Fateless only really grabs its audience from when Gyorgy istaken off the bus without reason. From that point on, each ensuing episodefades into black before the next one arrives, piling up a series of unbearablemoments of horror.
Such scenes areunsentimentally observed, filling the audience with dismay and culminating inGyorgy's broken body being thrown onto a pile of other corpses whosedestination is not in doubt.
Marcell Nagy very much takescentre stage in the lead and proves a perfect choice for the part. We watch ashis youthful, handsome features are worn away gradually by hunger, thirst, dirtand pain while his ever larger eyes set deep in his shrinking, emaciated face,try to take in and comprehend the incomprehensible around him.

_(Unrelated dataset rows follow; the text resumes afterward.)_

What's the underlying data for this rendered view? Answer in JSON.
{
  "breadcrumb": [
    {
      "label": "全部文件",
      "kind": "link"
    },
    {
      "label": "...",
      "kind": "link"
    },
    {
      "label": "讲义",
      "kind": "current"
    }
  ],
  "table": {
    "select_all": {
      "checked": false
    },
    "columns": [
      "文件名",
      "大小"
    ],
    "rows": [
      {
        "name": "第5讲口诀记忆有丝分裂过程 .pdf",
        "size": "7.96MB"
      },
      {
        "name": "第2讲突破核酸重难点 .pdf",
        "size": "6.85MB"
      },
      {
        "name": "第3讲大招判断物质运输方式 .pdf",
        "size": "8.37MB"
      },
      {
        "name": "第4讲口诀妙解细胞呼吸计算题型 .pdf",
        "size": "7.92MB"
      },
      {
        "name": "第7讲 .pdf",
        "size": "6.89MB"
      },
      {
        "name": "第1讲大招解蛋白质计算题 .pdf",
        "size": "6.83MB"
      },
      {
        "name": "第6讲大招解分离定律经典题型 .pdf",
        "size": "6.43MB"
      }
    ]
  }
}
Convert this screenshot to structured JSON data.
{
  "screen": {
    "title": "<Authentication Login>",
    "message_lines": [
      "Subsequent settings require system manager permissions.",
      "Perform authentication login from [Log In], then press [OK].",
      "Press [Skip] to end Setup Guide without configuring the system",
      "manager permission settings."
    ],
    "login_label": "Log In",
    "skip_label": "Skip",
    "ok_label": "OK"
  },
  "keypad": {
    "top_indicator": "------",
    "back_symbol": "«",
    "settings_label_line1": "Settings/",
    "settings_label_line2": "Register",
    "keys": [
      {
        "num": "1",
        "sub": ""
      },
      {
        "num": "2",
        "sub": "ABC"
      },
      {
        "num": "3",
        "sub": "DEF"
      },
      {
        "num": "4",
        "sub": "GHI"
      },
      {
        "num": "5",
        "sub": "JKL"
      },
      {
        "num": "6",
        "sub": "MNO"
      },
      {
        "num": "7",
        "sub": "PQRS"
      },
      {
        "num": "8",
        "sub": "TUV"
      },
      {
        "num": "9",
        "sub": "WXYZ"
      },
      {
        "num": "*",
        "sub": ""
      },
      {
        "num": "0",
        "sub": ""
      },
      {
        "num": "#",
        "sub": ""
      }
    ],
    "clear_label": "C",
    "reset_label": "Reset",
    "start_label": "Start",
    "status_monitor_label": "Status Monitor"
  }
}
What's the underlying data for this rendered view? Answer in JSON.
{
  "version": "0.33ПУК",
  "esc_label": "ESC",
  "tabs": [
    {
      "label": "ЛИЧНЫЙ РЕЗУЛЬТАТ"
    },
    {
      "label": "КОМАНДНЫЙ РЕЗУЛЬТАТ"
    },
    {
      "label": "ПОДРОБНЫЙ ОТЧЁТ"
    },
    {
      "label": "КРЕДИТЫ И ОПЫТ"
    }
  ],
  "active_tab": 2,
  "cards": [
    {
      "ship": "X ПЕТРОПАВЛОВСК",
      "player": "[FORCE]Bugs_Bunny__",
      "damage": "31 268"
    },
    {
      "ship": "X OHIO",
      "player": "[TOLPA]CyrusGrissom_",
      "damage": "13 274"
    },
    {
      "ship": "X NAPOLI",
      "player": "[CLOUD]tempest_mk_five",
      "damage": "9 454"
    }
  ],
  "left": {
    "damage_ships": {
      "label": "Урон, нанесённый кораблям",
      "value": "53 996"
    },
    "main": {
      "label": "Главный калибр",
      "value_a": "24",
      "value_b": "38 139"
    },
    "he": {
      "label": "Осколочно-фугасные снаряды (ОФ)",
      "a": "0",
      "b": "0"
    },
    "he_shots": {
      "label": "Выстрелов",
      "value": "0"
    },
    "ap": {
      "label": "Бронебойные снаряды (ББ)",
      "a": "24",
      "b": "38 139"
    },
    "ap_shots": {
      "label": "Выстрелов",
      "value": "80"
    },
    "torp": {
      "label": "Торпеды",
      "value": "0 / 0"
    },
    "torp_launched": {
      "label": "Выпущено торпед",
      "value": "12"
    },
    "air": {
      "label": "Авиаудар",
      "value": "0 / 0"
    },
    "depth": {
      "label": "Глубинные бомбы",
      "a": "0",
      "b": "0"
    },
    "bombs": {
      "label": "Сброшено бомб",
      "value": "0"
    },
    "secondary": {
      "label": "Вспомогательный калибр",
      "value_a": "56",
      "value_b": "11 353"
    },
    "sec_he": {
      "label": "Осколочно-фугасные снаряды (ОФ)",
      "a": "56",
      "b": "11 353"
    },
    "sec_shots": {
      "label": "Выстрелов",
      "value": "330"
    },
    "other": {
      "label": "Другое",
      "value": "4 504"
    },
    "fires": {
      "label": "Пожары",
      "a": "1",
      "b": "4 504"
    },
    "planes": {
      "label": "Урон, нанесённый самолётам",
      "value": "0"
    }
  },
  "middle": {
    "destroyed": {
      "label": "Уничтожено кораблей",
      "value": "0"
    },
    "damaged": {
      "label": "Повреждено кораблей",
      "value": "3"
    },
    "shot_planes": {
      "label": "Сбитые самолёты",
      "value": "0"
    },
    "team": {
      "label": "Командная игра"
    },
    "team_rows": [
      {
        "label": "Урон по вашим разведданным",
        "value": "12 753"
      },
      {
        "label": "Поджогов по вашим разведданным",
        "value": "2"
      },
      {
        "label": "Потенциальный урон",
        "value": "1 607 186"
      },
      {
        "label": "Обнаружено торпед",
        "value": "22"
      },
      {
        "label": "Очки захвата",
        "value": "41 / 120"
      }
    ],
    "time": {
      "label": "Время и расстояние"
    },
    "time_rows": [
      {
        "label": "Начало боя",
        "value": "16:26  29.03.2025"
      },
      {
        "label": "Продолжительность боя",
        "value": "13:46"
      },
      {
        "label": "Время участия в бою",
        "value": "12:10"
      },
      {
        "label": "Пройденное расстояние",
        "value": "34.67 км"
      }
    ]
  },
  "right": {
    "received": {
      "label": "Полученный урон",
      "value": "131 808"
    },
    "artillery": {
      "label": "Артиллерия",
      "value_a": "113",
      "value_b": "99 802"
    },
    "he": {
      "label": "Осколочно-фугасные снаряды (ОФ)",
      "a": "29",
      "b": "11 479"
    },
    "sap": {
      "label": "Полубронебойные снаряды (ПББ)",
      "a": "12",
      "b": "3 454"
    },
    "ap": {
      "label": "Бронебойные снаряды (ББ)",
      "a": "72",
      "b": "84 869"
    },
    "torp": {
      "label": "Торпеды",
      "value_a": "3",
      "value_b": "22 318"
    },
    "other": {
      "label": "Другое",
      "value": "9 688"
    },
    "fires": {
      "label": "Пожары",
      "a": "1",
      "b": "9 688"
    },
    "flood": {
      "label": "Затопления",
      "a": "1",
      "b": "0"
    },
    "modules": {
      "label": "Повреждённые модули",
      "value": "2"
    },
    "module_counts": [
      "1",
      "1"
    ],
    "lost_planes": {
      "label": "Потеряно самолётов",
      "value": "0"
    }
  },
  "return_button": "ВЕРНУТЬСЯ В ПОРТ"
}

Predictably enough, givenKoltai's past career, Fateless looks visually stunning, moving from adiscoloured, almost sepia palette in its early stages through an increasinglymonochromatic black and white, then back to sepia.
Lighting of the interiorscenes is astounding and there is no better realisation of that peculiar momentof grace which exists even in the heart of darkness than the image of one briefsunset over the infernal camps.
Ennio Morricone's scorepulls a maudlin blanket over an otherwise respectful, restrained approach.
Prod cos: Magic Media Inc, EuroArts, Renegade Films, HungarianMinistry of Cultural Heritage, Hungarian Motion Picture Foundation, MDR, MDM,MFG, Ingenious Films, Mitteldeutscher Rundfunk
Int'l sales: TBA, c/o MarkHorowitz, (1) 310 88 093 72
Exec prods: Laszlo Vincze, BerndHellthaler, Robert Buckler
Prod: Andras Hamori, Peter Barbalics,Ildiko Kemeny, Jonathan Olsberg
Scr: Imre Kertesz, based on hisnovel Sorstalansag
Cine: Gyula Pados
Ed: Hajnall Sello
Prod des: Tibor Lazar
Music: Ennio Morricone
Main cast: Marcell Nagy, AronDimeny, Andras M Kecskes, Joszef Gyabronka, Endre Harkanyi, Daniel Craig